■ WORK REQUIRED
Reproduce every record exactly as it appears, but not the pictures.

*** DATA EXCERPTS ***

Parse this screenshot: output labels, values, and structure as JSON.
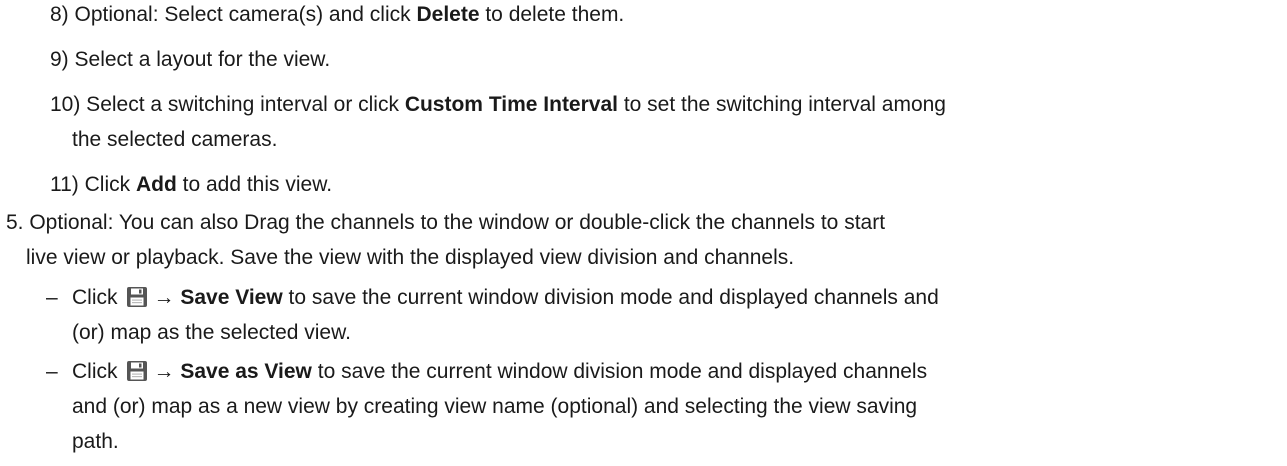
{
  "steps": {
    "s8": {
      "pre": "8) Optional: Select camera(s) and click ",
      "bold": "Delete",
      "post": " to delete them."
    },
    "s9": {
      "text": "9) Select a layout for the view."
    },
    "s10": {
      "pre": "10) Select a switching interval or click ",
      "bold": "Custom Time Interval",
      "post": " to set the switching interval among",
      "cont": "the selected cameras."
    },
    "s11": {
      "pre": "11) Click ",
      "bold": "Add",
      "post": " to add this view."
    }
  },
  "step5": {
    "line1": "5. Optional: You can also Drag the channels to the window or double-click the channels to start",
    "line2": "live view or playback. Save the view with the displayed view division and channels."
  },
  "bullets": [
    {
      "dash": "–",
      "click": "Click",
      "arrow": "→",
      "bold": "Save View",
      "post": " to save the current window division mode and displayed channels and",
      "cont": [
        "(or) map as the selected view."
      ]
    },
    {
      "dash": "–",
      "click": "Click",
      "arrow": "→",
      "bold": "Save as View",
      "post": " to save the current window division mode and displayed channels",
      "cont": [
        "and (or) map as a new view by creating view name (optional) and selecting the view saving",
        "path."
      ]
    }
  ],
  "icons": {
    "save": "save-icon"
  },
  "colors": {
    "text": "#1a1a1a",
    "icon_bg": "#555555",
    "icon_fg": "#ffffff"
  }
}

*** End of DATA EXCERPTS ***

■ RESULT FOR THIS EXERCISE
Parse this screenshot: output labels, values, and structure as JSON.
{
  "steps": {
    "s8": {
      "pre": "8) Optional: Select camera(s) and click ",
      "bold": "Delete",
      "post": " to delete them."
    },
    "s9": {
      "text": "9) Select a layout for the view."
    },
    "s10": {
      "pre": "10) Select a switching interval or click ",
      "bold": "Custom Time Interval",
      "post": " to set the switching interval among",
      "cont": "the selected cameras."
    },
    "s11": {
      "pre": "11) Click ",
      "bold": "Add",
      "post": " to add this view."
    }
  },
  "step5": {
    "line1": "5. Optional: You can also Drag the channels to the window or double-click the channels to start",
    "line2": "live view or playback. Save the view with the displayed view division and channels."
  },
  "bullets": [
    {
      "dash": "–",
      "click": "Click",
      "arrow": "→",
      "bold": "Save View",
      "post": " to save the current window division mode and displayed channels and",
      "cont": [
        "(or) map as the selected view."
      ]
    },
    {
      "dash": "–",
      "click": "Click",
      "arrow": "→",
      "bold": "Save as View",
      "post": " to save the current window division mode and displayed channels",
      "cont": [
        "and (or) map as a new view by creating view name (optional) and selecting the view saving",
        "path."
      ]
    }
  ],
  "icons": {
    "save": "save-icon"
  },
  "colors": {
    "text": "#1a1a1a",
    "icon_bg": "#555555",
    "icon_fg": "#ffffff"
  }
}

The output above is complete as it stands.